  • Seamless VM Integration: Applications running in virtual machines can appear and behave as if they're part of your main operating system — a blend of power and simplicity.
  • Robust Backup Management: Keep your data safe forever - never worry about cloud services disappearing in 10 years.
  • Intuitive Secret Management: Clan simplifies digital security by automating the creation and management of encryption keys and passwords for your services.
  • Remote Install: Set up and manage Clan systems anywhere in the world with just a QR scan or SSH access, making remote installations as easy as snapping a photo or sharing a link.

Who Stands to Benefit?

Clan is for anyone and everyone who believes in the power of open source technology to connect, empower, and protect. From system administrators to less tech-savvy individuals, small business owners to privacy-conscious users, Clan offers something for everyone — a way to reclaim control and redefine how we interact with technology.

Join the Revolution

Ready to control your digital world?

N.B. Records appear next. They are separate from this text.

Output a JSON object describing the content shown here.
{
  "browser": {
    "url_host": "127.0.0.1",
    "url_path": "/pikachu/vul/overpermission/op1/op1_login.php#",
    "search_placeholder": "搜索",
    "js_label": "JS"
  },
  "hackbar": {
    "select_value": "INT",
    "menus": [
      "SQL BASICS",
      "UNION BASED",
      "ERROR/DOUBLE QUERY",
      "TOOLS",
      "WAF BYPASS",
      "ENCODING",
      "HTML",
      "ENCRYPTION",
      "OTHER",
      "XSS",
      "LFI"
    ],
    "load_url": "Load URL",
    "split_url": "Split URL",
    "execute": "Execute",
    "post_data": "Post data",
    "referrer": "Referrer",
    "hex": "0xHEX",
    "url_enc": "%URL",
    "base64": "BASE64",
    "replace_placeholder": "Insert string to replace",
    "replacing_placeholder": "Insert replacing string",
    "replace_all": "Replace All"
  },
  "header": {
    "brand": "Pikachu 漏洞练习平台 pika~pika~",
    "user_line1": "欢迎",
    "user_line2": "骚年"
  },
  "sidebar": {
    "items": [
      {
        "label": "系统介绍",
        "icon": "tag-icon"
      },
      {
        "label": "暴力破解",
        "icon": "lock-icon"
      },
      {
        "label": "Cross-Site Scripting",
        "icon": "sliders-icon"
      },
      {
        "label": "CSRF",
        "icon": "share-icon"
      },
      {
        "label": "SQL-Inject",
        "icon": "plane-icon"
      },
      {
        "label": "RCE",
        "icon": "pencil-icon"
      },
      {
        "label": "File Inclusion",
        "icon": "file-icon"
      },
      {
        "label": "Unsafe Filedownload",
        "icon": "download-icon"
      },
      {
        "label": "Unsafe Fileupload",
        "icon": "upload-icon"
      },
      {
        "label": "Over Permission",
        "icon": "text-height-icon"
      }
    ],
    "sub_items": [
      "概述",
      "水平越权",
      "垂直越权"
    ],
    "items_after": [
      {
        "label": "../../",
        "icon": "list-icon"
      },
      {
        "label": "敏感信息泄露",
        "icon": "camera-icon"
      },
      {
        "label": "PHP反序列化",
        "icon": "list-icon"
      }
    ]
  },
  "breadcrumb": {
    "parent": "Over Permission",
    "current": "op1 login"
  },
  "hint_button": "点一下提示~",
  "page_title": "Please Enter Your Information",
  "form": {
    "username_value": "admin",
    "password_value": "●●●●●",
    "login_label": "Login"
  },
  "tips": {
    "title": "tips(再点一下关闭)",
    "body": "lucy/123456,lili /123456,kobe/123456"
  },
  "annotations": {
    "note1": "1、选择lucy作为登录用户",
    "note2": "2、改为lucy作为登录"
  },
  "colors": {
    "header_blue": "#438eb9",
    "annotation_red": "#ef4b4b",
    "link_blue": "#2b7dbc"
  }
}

Clan is more than a tool—it's a movement. Secure your data, manage your systems easily, or connect with others how you like. Start with Clan for a better digital future.

Connect with us on our Matrix channel at or through our IRC bridges (coming soon).

Want to see the code? Check it out on our Gitea or on GitHub.

Or follow our RSS feed!

Join us and be part of changing technology for the better, together.